I was lucky enough to receive in today’s mail an advanced reader’s copy of The Long Goodbye, by Meghan O’Rourke. I will write about it when I finish — I’m 40 pages in and find it painful and exquisite and necessary. Reading about her parents’ courtship reminded me of the story I learned from my mother just a few years ago —

At 21, my mother went on a double date with her best friend, Estelle, and her beau. This was in Georgia. Dad was a yankee, only there because he’d joined the Navy and was in training at Fort Benning. My dad was a mate of this beau, and he had a car. They chose my mom’s date, my dad, because he had a car.

They hit it off: engaged in 4 weeks, married in 6. Can you imagine?

How our lives can be hinged on the most random details.

One of my brothers tells me that they had a rough patch in the 1970s, but I don’t remember that. I remember him giving her a kiss every day before he left for work — actually, it was more like a series of kisses — their goodbyes were always long.

But his leaving was abrupt. A massive heart attack at 49. It never occurred to me that my mother would remarry. Some do. But I knew — he was her all. She’s never stopped missing him.

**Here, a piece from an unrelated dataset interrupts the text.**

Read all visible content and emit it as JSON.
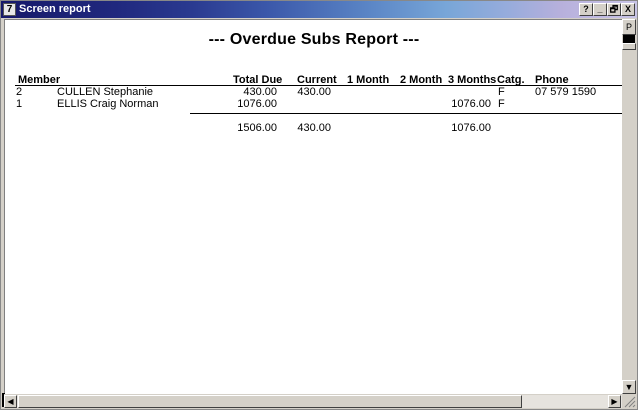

A critical illness brings you up short any number of ways. Points a finger at you and asks, What do you believe, anyway?

I was brought up Catholic, but aside from various ceremonies haven’t been in a church in a decade. I think of myself as agnostic/borderline atheist. I might allow that there might be creators up there, but if so they’re much too busy to bother with us and our insignificant lives.

And yet it appears somehow I’ve harbored the hazy half-formed belief that the universe owes me for taking my father so soon. As if the universe has ever been an entity that bargained. Or apologized.

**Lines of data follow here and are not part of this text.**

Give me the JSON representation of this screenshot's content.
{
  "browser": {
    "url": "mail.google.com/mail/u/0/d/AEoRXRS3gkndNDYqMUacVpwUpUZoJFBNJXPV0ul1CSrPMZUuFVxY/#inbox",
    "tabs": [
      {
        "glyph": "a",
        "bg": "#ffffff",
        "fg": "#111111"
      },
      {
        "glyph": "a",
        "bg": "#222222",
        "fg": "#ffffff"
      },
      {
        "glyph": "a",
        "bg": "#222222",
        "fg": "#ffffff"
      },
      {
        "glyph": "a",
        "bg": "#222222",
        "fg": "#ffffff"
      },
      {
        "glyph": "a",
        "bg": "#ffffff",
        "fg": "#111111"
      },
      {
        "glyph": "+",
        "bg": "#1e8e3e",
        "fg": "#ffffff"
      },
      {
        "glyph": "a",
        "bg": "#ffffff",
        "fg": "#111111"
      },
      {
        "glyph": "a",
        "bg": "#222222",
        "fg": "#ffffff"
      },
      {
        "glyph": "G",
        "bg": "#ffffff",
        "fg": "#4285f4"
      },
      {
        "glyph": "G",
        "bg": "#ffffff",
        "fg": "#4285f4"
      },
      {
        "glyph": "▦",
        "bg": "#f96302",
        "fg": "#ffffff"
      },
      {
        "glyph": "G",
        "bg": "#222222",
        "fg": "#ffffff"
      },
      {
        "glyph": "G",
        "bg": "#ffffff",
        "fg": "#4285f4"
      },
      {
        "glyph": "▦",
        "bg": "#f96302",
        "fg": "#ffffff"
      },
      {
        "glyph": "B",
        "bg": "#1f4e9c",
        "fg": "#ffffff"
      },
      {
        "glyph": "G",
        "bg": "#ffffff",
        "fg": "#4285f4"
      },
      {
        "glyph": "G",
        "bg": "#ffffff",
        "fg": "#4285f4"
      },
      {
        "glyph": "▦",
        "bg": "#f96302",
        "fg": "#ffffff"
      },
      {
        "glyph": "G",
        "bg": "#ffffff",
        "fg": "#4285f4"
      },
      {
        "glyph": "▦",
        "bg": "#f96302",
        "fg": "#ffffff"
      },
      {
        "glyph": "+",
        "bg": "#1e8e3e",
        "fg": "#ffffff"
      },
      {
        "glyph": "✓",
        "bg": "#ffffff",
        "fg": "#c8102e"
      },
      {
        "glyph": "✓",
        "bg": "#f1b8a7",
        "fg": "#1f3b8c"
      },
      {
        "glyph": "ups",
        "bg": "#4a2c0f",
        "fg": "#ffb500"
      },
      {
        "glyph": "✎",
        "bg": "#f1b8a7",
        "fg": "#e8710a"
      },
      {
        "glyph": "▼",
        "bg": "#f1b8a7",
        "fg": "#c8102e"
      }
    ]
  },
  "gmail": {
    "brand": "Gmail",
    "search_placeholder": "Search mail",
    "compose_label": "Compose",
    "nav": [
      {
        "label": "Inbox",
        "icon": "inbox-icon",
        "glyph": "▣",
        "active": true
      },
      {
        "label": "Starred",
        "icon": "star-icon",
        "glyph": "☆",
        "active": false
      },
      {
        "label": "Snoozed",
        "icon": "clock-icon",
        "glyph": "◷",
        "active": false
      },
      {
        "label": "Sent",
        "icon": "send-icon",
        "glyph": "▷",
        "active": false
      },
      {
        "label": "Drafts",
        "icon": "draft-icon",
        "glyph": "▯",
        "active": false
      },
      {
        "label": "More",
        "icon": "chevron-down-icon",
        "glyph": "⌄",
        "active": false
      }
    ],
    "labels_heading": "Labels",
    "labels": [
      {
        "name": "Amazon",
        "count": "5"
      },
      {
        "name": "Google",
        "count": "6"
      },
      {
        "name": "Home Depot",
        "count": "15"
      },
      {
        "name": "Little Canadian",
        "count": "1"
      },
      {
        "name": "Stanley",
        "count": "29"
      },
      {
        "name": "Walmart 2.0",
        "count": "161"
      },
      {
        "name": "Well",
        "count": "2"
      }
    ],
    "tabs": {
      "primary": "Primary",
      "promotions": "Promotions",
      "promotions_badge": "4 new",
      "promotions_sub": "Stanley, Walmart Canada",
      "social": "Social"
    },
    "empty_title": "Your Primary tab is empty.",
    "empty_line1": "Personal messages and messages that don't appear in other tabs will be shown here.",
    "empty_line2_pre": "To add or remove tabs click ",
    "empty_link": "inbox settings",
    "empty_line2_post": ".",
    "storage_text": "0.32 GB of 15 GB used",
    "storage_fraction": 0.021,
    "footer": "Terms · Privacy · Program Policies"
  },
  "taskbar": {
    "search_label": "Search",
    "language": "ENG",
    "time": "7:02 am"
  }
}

My mother’s universe is shrinking to the size of two rooms.

She sleeps in a recliner, and has for months — stairs are simply insurmountable. Neuropathy in her hands and feet cause her hands to shake so much that she needs her meals cut for her, can only drink from cups with handles.

The bathroom is but a few feet from her chair, but it’s still too far these days. She has a walker, but her every movement takes an infinite amount of energy, leaves her depleted and exhausted.

She’s sleeping much more than she was just two weeks ago. She’s not as alert as she was, becomes confused easily. Her pain meds haven’t significantly changed. This isn’t morphine brain. This is cancer, on the march.

Among other things, she’s on oxygen, fentanyl patch, oxycodone, several steroids, and a diuretic — her feet have swollen to the point where the skin has cracked and become infected. No more chemo until it heals.

And she didn’t have chemo last week because her platelets were low. Chemo was interrupted earlier to try radiation on the metastasis in her spine. And during these necessary interims between chemo her cancer counts have sky-rocketed.

Her legs are weak. Tomorrow she’s having an MRI to see where else the cancer’s traveled.

But she still wants chemo. She may be dying, but she’s not ready to stop trying to live.

I may never be ready to live in a world without my mother, but it feels like some sort of grace that we’re being given this long goodbye.

(Who’s doing the giving? Don’t expect consistency from this quarter.)

And in the grand and small scheme of things, it’s not about me. Because with or without her, I’ll get to keep on living.

Time Out of Mind

I’ve lost track of the days — lots of traveling back & forth to my mother’s; Collected Poets ados; work; and, oh yeah, I’m a parent — I’ll write a proper post this week after I’ve caught up on sleep (ha! there’s a promise for you), but until then, gifts to brighten your day (the backdrop is another gift, a handmade quilt from our dear Lily, Vincent’s favorite babysitter):

 

Aidan the Charmer
Vincent the Scuba Hard-Hat Superhero

Polina Barskova & Mike Young (via The Collected Poets Series)

Polina Barskova & Mike Young Thursday, March 3, 2011, at 7:00pm, poets Polina Barskova and Mike Young will read as part of the fourth season of the Collected Poets Series. Mocha Maya's Coffee House, 47 Bridge Street, Shelburne Falls, MA. ($2-5 suggested donation) In her homeland of Russia, Polina Barskova is considered a prodigy, one of the most accomplished and daring of the youn … Read More

via The Collected Poets Series